1999 Winner
Winners:
Northern Province, South Africa
1999
Publication:
Impumelelo Innovations Award Trust
Sponsored By:
Impumelelo Innovations Award Trust
Jurisdiction:
South Africa
This project involves the development of a high-technology hydroponics plant in the dry, arid and poverty stricken rural Northern Province. The objective of this hydroponics farming co-operative is not only to provide for food for the community, but also to be a profitable grower and exporter of produce. The initial funding was used to build five state of the art greenhouse tunnels which now are in full production, providing for the basic and essential needs of the community by creating employment, training and community development.

The local villagers have been involved in the project from its conception. During construction, local women worked to slash the grass and weeds, local men ploughed, village elders advised on building and local children brought water from the nearby river. The project took about 10 months to generate an income for the villagers, but now is a completely self-financing venture that employs 23 people, most of them women. High quality vegetable produce are supplied to big retail companies, and the project has an annual turnover of R1-R1,5 million per year.

The innovation of hydroponics is well-suited to the South African context where water resources are limited. This project uses one-third of the usual amount of water. It involves crop-production in a semi-controlled environment of greenhouse tunnels where crusher stone replaces the soil and water-soluble nutrients are recycled through this stone, providing all the proper elements for successful growth and production.

Significantly, the high-tech production process was initiated and is being run by people, all locals, who have no or little prior education or training. The manager, who maintains the equipment and orders the plants, supplies, chemicals and nutrients, and the supervisor, who monitors the daily duties of the tunnel foreman and pest control foreman, employ hands-on management methods. The foremen in turn supervise the day-to-day operation of the plant and conduct daily inspections with the team of workers.

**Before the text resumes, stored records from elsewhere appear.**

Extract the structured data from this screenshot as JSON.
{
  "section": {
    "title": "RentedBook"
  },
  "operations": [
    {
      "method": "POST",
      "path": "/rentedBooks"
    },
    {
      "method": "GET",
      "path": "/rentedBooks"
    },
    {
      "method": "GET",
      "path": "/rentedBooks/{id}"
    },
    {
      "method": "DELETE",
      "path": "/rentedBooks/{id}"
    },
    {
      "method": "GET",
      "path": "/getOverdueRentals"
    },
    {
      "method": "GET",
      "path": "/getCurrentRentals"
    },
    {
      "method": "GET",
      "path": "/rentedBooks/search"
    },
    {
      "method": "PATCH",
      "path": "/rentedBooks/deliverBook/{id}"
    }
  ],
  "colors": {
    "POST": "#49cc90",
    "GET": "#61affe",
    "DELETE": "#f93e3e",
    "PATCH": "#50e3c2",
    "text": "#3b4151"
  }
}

Often the employees of Mapila Hydroponics bring in the only income in the family. In addition, some of the profits are poured back into further community development and social upliftment. Indirectly the project has contributed to the entire village by using a share of its funding to build a creche - enabling the employees to go to work knowing their children were safely cared for. Part of the funding was also used to build a public road to link Mapila Village with the neighbouring settlements.

"I think the most difficult thing in this process was to convince and motivate the people of the community to take part in this project. Some had not known anything else but poverty and this idea of employment sounded too good to be true." Elson Mukwevho, Project Director

 
Innovation: The use of hydroponic farming technology is appropriate and fitting in a community where water scarcity is a major issue. Although the farming approach is technical, extensive training is not required for employees, and the project makes use of local labour in its labour intensive methodology.
 
Poverty impact: The project operates in an extremely poverty-stricken community. Employment on the project provides 23 staff members with a monthly income, which is often the only income in their families. Profits from the enterprise are put back into community development programmes, which include the development of a creche, the upgrading of the primary school, and the building and maintenance of surrounding roads.
 
Replication: The project is well-suited to the dry and water-scarce areas of South Africa where agricultural projects such as this one are jeopardized by a limited water supply.